Archive - News Article
January 4th, 2011
A Newton man was sentenced to 12 years in prison Tuesday after pleading guilty to second-degree murder.
Jonathan Caleb Burke, 31, of Newton, was charged with reckless driving, felony hit and run and second-degree murder after he hit and killed Tammy Wallis, 29, of Newton. Wallis was killed as she walked to her mailbox in September 2008.
Burke was offered a plea agreement that consolidated his reckless driving and felony hit-and-run charges into the second-degree murder charge.
Nine residents were selected Monday who could potentially determine the outcome of an investigation into the death and disappearance of Zahra Baker.
Superior Court Judge Robert C. Ervin presided over the selection Monday of new members of the Catawba County Grand Jury. It's these people who determine if there's reasonable cause to charge someone in connection with Zahra's death.
The man accused of killing a woman with his vehicle and leaving the scene of the crash was in court Monday.
Jonathan Caleb Burke, 31, of Newton, appeared in Catawba County District Court on charges of injury to real property and a motions violation.
Burke is charged with felony death by motor vehicle, driving while impaired and reckless driving to endanger after he allegedly struck and killed Tamara Wallis, of Newton, as she stood outside her home on N.C. 16 in September 2008.
Residents have a couple more days to pay their taxes without having interest added to their bills for delinquent payments.
The deadline for residents' tax payments is Wednesday.
Catawba County tax administrator Mark Logan said more people paid their tax bills as the year ended, and the county continues to collect payments.
Tax collection increased more than 2 percent this year in comparison to last year.
Logan said, as of Dec. 31, about 70 percent of tax money owed to the county was collected, which increased from about 67 percent collected during 2009.
December 30th, 2010
As you celebrate the start of 2011, think of The O-N-E.
Send in your favorite pictures from your New Year celebrations. We want to see how Catawba County rings in a new year.
Submit pictures via our website by clicking on "submit a photo" or by e-mailing email@example.com. Pictures will be published in future print editions, as well as online.

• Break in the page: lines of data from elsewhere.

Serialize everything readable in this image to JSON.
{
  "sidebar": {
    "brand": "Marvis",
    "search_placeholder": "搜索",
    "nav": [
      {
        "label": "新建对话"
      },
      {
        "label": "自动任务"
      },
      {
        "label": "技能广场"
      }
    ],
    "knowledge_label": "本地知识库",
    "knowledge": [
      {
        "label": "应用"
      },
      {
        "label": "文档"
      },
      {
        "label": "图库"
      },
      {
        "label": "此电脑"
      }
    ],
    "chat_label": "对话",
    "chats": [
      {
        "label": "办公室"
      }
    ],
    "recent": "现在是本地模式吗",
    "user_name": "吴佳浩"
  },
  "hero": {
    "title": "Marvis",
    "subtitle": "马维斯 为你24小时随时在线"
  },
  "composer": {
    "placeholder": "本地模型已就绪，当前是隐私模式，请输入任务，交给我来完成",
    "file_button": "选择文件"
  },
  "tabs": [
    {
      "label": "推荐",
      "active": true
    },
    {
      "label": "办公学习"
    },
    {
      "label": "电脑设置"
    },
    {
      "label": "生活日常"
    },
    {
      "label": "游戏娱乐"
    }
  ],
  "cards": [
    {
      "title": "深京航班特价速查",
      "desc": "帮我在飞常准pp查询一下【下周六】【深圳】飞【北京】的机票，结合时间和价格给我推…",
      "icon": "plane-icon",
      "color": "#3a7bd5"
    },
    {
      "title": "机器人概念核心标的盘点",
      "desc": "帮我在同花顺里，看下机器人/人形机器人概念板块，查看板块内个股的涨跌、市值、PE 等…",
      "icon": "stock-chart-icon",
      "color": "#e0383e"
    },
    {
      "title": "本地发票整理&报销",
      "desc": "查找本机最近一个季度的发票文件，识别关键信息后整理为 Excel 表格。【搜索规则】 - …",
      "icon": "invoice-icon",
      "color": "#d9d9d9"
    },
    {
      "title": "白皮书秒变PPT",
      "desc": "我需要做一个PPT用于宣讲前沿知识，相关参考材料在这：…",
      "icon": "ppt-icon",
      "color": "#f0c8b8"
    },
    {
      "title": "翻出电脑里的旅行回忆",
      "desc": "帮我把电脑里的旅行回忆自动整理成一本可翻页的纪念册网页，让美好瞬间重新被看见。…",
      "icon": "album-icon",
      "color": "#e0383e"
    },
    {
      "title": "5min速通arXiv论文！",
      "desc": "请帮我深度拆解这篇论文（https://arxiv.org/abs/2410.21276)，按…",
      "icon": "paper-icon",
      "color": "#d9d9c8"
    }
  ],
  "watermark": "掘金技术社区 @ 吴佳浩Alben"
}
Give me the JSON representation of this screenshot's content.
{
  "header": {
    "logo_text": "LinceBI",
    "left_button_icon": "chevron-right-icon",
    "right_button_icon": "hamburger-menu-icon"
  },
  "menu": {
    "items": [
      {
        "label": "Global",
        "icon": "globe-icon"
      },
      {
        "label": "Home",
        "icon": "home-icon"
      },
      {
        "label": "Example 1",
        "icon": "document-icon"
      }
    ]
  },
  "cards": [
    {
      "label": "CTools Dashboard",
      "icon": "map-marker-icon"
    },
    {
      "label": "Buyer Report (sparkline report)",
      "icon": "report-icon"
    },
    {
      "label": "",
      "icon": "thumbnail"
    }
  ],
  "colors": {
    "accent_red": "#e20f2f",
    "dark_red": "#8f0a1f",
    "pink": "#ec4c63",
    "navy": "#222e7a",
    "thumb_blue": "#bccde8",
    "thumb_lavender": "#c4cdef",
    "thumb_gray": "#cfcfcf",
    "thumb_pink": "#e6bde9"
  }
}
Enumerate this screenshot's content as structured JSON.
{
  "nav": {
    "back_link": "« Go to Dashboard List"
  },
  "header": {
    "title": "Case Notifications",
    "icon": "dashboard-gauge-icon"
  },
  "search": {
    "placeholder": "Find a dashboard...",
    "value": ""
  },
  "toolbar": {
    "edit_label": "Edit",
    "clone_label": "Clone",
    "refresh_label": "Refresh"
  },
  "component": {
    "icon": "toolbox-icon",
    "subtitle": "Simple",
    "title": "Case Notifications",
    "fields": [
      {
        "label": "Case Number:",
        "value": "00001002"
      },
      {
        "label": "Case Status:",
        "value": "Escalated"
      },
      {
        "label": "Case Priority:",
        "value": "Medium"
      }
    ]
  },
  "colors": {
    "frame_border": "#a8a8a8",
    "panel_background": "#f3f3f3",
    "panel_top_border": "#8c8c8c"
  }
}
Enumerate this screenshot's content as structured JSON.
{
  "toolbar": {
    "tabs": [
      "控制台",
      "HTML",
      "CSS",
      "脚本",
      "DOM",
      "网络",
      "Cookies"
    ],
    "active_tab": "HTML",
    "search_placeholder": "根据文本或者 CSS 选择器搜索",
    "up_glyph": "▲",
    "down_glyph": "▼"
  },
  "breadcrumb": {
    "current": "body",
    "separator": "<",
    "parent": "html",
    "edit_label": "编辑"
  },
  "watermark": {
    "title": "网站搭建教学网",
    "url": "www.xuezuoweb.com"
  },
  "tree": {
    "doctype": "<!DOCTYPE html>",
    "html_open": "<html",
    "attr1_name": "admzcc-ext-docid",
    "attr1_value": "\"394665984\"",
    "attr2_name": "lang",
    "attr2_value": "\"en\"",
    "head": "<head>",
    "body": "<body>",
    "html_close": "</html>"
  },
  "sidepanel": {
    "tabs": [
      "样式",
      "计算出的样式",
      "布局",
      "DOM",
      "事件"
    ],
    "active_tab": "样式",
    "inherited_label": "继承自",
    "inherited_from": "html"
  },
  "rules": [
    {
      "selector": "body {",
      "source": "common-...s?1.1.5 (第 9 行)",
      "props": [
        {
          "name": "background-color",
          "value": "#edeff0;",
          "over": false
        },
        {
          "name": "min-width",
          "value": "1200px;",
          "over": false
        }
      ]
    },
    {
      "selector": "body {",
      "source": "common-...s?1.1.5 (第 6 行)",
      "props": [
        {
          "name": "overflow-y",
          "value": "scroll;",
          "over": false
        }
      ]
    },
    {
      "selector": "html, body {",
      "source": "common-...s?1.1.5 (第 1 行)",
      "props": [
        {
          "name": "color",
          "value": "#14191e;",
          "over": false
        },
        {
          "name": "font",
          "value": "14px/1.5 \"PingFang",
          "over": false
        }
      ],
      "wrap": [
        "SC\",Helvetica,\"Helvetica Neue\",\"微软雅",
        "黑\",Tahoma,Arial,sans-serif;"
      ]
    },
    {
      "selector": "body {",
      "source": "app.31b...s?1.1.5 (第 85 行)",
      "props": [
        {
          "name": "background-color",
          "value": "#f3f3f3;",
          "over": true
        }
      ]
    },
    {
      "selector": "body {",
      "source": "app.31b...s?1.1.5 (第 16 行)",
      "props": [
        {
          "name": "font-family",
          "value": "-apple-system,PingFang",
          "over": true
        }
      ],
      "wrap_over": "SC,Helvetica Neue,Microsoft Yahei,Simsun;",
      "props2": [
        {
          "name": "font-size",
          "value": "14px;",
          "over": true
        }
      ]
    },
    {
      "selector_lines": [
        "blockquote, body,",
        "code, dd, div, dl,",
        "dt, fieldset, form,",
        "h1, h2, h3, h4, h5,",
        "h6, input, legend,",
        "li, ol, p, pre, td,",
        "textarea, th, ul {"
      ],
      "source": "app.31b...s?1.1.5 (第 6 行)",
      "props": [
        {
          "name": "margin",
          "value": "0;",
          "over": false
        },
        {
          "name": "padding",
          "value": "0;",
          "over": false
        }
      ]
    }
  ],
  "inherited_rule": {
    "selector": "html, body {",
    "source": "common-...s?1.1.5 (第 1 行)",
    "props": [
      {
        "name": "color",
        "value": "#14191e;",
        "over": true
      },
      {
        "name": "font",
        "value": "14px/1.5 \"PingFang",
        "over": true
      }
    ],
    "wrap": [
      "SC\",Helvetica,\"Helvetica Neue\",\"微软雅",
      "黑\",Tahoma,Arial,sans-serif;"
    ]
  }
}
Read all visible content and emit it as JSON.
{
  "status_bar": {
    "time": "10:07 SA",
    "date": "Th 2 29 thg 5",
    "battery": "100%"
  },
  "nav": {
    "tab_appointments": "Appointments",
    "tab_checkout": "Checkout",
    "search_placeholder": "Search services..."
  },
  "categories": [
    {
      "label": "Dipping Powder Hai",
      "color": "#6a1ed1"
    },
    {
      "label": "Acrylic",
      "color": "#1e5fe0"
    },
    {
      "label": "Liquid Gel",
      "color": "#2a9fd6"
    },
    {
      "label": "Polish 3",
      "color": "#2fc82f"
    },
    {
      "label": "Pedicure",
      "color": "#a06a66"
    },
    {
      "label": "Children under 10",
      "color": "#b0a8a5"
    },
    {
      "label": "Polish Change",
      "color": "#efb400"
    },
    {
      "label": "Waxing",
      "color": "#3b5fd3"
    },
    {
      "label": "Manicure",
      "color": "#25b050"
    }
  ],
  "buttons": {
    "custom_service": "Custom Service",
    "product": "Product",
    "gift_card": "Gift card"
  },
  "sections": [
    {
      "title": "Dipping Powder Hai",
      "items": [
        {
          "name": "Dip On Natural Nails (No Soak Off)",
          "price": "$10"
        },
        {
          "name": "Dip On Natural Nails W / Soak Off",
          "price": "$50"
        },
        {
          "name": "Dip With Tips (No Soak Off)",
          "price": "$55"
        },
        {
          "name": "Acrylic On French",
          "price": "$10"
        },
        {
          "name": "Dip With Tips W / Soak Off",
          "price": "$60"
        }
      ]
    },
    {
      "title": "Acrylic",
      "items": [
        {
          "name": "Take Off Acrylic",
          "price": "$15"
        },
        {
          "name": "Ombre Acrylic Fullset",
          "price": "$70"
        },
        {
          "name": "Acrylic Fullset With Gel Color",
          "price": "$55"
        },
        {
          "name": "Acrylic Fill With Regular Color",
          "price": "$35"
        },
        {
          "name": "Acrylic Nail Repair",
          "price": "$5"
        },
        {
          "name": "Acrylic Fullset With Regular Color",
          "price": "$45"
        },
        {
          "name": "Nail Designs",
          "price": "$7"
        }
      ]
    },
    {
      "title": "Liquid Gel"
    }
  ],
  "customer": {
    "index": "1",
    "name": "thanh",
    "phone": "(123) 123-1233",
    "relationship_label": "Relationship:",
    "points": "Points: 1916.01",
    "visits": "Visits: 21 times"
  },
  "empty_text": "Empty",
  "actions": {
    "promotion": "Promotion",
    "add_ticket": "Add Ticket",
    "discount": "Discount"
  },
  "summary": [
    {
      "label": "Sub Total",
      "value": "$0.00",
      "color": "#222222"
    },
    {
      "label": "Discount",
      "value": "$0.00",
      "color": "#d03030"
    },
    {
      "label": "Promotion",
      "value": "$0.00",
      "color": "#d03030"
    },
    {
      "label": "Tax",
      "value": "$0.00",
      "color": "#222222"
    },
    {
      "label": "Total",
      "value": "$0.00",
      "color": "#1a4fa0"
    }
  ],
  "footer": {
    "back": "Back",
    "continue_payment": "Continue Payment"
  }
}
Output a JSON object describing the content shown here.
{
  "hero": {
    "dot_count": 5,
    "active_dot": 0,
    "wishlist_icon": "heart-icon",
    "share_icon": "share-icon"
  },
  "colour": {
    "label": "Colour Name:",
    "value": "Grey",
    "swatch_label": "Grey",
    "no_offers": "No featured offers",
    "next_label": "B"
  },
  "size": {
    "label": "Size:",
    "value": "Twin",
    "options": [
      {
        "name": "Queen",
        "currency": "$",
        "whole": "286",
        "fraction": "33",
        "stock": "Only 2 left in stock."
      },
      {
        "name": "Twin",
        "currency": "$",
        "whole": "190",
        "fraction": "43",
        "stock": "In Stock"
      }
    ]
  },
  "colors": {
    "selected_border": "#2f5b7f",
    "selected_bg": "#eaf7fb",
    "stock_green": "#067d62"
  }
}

The holiday season is often a time of excess.
When the holidays are over, many people vow to rid themselves of those extra things, whether its clothing, unwanted gifts or out-of-date electronics.
The impending new year is one of the busiest times for Goodwill Industries, which sees donations increase across the state as residents adopt an "out with the old, in with the new" mentality.
The Goodwill on Lenoir-Rhyne Boulevard in Hickory received more than 150 donations Wednesday, which is twice the amount of donations the store receives on average.
Newton business owners could receive grant funds for doing the one thing everyone hopes for these days â€” creating jobs in the community.
Newton officials recently announced the city is eligible to apply for a Main Street Solutions grant, which can provide business and commercial property owners in the city up to $200,000 for job creation.
"For Newton and the whole state, job creation is probably the No. 1 priority," said Rob Powell, Newton commercial development coordinator.
Catawba County Sheriff's Office Capt. Roy Brown is retiring â€” again.
And when Brown, 62, retires Dec. 31, he'll be very cautious about where he volunteers during his second stint of retirement from a more than 30-year law enforcement career.
Volunteering five years ago at a local elementary school brought the then-retired State Bureau of Investigation agent back into law enforcement with the Catawba County Sheriff's Office.
Sheriff Coy Reid approached Brown in 2005 at a Webb A. Murray Elementary School volunteer book reading with a big question.
Interstate 40 motorists waiting for a smoother drive through Catawba County will have to wait a few months longer.
The North Carolina Department of Transportation decided to delay paving on a stretch of I-40 from mile markers 146 to 130 after pavement deterioration led the department to rethink the current paving process.
Jim Julian never met Zahra Baker.
In fact, Julian, 53, of Stanfield, lives three hours away from Hickory, where Zahra lived for a few months of her brief life.
Despite the distance, Zahra's story touched Julian. He created the Zahra Clare Baker Memorial Foundation to honor Zahra's memory and help children, like her, who overcame tremendous life challenges.
"I felt like I wouldn't be much of a human being if I just swept this under the rug," he said.